#### [DATASET EXTRACT]

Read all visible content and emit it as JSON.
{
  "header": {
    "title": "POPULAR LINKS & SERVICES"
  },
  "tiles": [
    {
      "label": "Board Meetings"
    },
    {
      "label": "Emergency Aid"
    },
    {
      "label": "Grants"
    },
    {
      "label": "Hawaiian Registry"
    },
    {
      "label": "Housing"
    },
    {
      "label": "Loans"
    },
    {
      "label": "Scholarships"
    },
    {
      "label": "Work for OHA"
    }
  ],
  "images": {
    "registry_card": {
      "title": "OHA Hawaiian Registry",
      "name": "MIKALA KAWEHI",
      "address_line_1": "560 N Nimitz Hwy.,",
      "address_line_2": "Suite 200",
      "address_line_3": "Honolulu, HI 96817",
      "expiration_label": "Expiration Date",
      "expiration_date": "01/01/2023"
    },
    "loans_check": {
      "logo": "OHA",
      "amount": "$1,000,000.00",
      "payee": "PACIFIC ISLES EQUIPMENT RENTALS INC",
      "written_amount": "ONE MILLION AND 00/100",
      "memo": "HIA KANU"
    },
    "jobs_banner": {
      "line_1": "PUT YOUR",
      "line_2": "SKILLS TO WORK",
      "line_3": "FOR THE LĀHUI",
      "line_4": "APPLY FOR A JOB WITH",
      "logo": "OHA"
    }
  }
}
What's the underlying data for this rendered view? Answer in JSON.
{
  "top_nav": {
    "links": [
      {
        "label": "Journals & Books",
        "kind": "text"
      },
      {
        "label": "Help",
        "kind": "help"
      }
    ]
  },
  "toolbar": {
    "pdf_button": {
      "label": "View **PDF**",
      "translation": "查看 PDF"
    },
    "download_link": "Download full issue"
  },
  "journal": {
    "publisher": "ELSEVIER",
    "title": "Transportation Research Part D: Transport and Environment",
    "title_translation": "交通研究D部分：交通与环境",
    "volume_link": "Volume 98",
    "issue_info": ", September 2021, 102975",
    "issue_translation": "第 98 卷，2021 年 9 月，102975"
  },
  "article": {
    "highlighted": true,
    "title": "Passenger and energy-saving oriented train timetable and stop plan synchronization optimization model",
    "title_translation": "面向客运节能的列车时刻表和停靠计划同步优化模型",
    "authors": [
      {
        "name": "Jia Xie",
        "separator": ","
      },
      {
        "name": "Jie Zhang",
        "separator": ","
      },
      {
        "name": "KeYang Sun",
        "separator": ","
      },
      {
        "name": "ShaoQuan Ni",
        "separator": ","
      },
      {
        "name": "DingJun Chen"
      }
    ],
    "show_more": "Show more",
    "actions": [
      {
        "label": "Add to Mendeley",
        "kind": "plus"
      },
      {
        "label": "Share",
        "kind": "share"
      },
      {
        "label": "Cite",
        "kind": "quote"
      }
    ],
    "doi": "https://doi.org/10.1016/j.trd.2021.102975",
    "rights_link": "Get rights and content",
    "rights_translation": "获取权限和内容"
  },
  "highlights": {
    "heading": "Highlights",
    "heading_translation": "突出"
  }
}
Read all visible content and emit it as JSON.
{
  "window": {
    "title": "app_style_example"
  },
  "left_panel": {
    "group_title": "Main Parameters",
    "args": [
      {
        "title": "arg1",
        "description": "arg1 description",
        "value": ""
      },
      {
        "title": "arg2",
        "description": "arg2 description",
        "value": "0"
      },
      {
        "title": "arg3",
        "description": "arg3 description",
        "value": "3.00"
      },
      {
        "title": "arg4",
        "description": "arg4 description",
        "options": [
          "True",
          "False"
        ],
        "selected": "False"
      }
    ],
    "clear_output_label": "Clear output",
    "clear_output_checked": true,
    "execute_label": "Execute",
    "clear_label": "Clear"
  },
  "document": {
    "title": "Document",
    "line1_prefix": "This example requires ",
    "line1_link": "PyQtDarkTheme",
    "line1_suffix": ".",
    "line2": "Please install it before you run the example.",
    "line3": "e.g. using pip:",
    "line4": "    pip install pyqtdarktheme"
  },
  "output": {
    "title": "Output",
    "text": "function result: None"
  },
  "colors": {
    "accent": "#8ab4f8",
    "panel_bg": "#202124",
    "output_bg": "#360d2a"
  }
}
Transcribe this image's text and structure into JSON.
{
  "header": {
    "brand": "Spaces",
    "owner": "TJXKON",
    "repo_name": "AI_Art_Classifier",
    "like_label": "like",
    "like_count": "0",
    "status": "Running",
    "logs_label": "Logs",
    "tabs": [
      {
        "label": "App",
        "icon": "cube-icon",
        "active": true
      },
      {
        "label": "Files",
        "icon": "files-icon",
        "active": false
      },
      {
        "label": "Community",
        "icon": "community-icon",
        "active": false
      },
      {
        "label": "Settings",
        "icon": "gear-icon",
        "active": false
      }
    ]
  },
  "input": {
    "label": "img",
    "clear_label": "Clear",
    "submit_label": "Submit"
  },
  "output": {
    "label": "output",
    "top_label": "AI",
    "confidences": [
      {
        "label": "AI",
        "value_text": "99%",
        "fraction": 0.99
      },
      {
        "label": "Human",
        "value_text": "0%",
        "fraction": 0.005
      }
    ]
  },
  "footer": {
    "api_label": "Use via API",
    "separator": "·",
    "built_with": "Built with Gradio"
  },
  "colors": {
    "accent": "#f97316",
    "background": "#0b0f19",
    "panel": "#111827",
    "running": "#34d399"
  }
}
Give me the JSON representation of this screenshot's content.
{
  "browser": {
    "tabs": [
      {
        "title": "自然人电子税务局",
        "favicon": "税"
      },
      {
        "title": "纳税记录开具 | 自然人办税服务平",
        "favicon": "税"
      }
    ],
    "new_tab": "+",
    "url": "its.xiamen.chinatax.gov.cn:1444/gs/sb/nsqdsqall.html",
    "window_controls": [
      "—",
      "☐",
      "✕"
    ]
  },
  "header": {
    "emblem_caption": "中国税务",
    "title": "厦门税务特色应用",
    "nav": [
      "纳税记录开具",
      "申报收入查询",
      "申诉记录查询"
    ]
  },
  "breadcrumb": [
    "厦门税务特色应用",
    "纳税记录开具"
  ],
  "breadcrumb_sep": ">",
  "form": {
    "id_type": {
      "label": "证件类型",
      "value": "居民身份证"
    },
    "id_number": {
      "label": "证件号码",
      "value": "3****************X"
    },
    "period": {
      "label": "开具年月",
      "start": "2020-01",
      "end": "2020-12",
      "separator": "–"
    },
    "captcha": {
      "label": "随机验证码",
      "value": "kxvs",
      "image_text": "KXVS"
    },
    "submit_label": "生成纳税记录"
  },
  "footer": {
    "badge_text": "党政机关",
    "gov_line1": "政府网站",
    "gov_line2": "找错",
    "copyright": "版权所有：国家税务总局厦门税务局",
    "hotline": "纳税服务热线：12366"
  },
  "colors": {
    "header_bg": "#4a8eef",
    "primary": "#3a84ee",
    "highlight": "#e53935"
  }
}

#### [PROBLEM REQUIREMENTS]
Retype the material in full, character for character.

#### [PROBLEM SOLUTION]
Read all visible content and emit it as JSON.
{
  "header": {
    "title": "POPULAR LINKS & SERVICES"
  },
  "tiles": [
    {
      "label": "Board Meetings"
    },
    {
      "label": "Emergency Aid"
    },
    {
      "label": "Grants"
    },
    {
      "label": "Hawaiian Registry"
    },
    {
      "label": "Housing"
    },
    {
      "label": "Loans"
    },
    {
      "label": "Scholarships"
    },
    {
      "label": "Work for OHA"
    }
  ],
  "images": {
    "registry_card": {
      "title": "OHA Hawaiian Registry",
      "name": "MIKALA KAWEHI",
      "address_line_1": "560 N Nimitz Hwy.,",
      "address_line_2": "Suite 200",
      "address_line_3": "Honolulu, HI 96817",
      "expiration_label": "Expiration Date",
      "expiration_date": "01/01/2023"
    },
    "loans_check": {
      "logo": "OHA",
      "amount": "$1,000,000.00",
      "payee": "PACIFIC ISLES EQUIPMENT RENTALS INC",
      "written_amount": "ONE MILLION AND 00/100",
      "memo": "HIA KANU"
    },
    "jobs_banner": {
      "line_1": "PUT YOUR",
      "line_2": "SKILLS TO WORK",
      "line_3": "FOR THE LĀHUI",
      "line_4": "APPLY FOR A JOB WITH",
      "logo": "OHA"
    }
  }
}
What's the underlying data for this rendered view? Answer in JSON.
{
  "top_nav": {
    "links": [
      {
        "label": "Journals & Books",
        "kind": "text"
      },
      {
        "label": "Help",
        "kind": "help"
      }
    ]
  },
  "toolbar": {
    "pdf_button": {
      "label": "View **PDF**",
      "translation": "查看 PDF"
    },
    "download_link": "Download full issue"
  },
  "journal": {
    "publisher": "ELSEVIER",
    "title": "Transportation Research Part D: Transport and Environment",
    "title_translation": "交通研究D部分：交通与环境",
    "volume_link": "Volume 98",
    "issue_info": ", September 2021, 102975",
    "issue_translation": "第 98 卷，2021 年 9 月，102975"
  },
  "article": {
    "highlighted": true,
    "title": "Passenger and energy-saving oriented train timetable and stop plan synchronization optimization model",
    "title_translation": "面向客运节能的列车时刻表和停靠计划同步优化模型",
    "authors": [
      {
        "name": "Jia Xie",
        "separator": ","
      },
      {
        "name": "Jie Zhang",
        "separator": ","
      },
      {
        "name": "KeYang Sun",
        "separator": ","
      },
      {
        "name": "ShaoQuan Ni",
        "separator": ","
      },
      {
        "name": "DingJun Chen"
      }
    ],
    "show_more": "Show more",
    "actions": [
      {
        "label": "Add to Mendeley",
        "kind": "plus"
      },
      {
        "label": "Share",
        "kind": "share"
      },
      {
        "label": "Cite",
        "kind": "quote"
      }
    ],
    "doi": "https://doi.org/10.1016/j.trd.2021.102975",
    "rights_link": "Get rights and content",
    "rights_translation": "获取权限和内容"
  },
  "highlights": {
    "heading": "Highlights",
    "heading_translation": "突出"
  }
}
Read all visible content and emit it as JSON.
{
  "window": {
    "title": "app_style_example"
  },
  "left_panel": {
    "group_title": "Main Parameters",
    "args": [
      {
        "title": "arg1",
        "description": "arg1 description",
        "value": ""
      },
      {
        "title": "arg2",
        "description": "arg2 description",
        "value": "0"
      },
      {
        "title": "arg3",
        "description": "arg3 description",
        "value": "3.00"
      },
      {
        "title": "arg4",
        "description": "arg4 description",
        "options": [
          "True",
          "False"
        ],
        "selected": "False"
      }
    ],
    "clear_output_label": "Clear output",
    "clear_output_checked": true,
    "execute_label": "Execute",
    "clear_label": "Clear"
  },
  "document": {
    "title": "Document",
    "line1_prefix": "This example requires ",
    "line1_link": "PyQtDarkTheme",
    "line1_suffix": ".",
    "line2": "Please install it before you run the example.",
    "line3": "e.g. using pip:",
    "line4": "    pip install pyqtdarktheme"
  },
  "output": {
    "title": "Output",
    "text": "function result: None"
  },
  "colors": {
    "accent": "#8ab4f8",
    "panel_bg": "#202124",
    "output_bg": "#360d2a"
  }
}
Transcribe this image's text and structure into JSON.
{
  "header": {
    "brand": "Spaces",
    "owner": "TJXKON",
    "repo_name": "AI_Art_Classifier",
    "like_label": "like",
    "like_count": "0",
    "status": "Running",
    "logs_label": "Logs",
    "tabs": [
      {
        "label": "App",
        "icon": "cube-icon",
        "active": true
      },
      {
        "label": "Files",
        "icon": "files-icon",
        "active": false
      },
      {
        "label": "Community",
        "icon": "community-icon",
        "active": false
      },
      {
        "label": "Settings",
        "icon": "gear-icon",
        "active": false
      }
    ]
  },
  "input": {
    "label": "img",
    "clear_label": "Clear",
    "submit_label": "Submit"
  },
  "output": {
    "label": "output",
    "top_label": "AI",
    "confidences": [
      {
        "label": "AI",
        "value_text": "99%",
        "fraction": 0.99
      },
      {
        "label": "Human",
        "value_text": "0%",
        "fraction": 0.005
      }
    ]
  },
  "footer": {
    "api_label": "Use via API",
    "separator": "·",
    "built_with": "Built with Gradio"
  },
  "colors": {
    "accent": "#f97316",
    "background": "#0b0f19",
    "panel": "#111827",
    "running": "#34d399"
  }
}
Give me the JSON representation of this screenshot's content.
{
  "browser": {
    "tabs": [
      {
        "title": "自然人电子税务局",
        "favicon": "税"
      },
      {
        "title": "纳税记录开具 | 自然人办税服务平",
        "favicon": "税"
      }
    ],
    "new_tab": "+",
    "url": "its.xiamen.chinatax.gov.cn:1444/gs/sb/nsqdsqall.html",
    "window_controls": [
      "—",
      "☐",
      "✕"
    ]
  },
  "header": {
    "emblem_caption": "中国税务",
    "title": "厦门税务特色应用",
    "nav": [
      "纳税记录开具",
      "申报收入查询",
      "申诉记录查询"
    ]
  },
  "breadcrumb": [
    "厦门税务特色应用",
    "纳税记录开具"
  ],
  "breadcrumb_sep": ">",
  "form": {
    "id_type": {
      "label": "证件类型",
      "value": "居民身份证"
    },
    "id_number": {
      "label": "证件号码",
      "value": "3****************X"
    },
    "period": {
      "label": "开具年月",
      "start": "2020-01",
      "end": "2020-12",
      "separator": "–"
    },
    "captcha": {
      "label": "随机验证码",
      "value": "kxvs",
      "image_text": "KXVS"
    },
    "submit_label": "生成纳税记录"
  },
  "footer": {
    "badge_text": "党政机关",
    "gov_line1": "政府网站",
    "gov_line2": "找错",
    "copyright": "版权所有：国家税务总局厦门税务局",
    "hotline": "纳税服务热线：12366"
  },
  "colors": {
    "header_bg": "#4a8eef",
    "primary": "#3a84ee",
    "highlight": "#e53935"
  }
}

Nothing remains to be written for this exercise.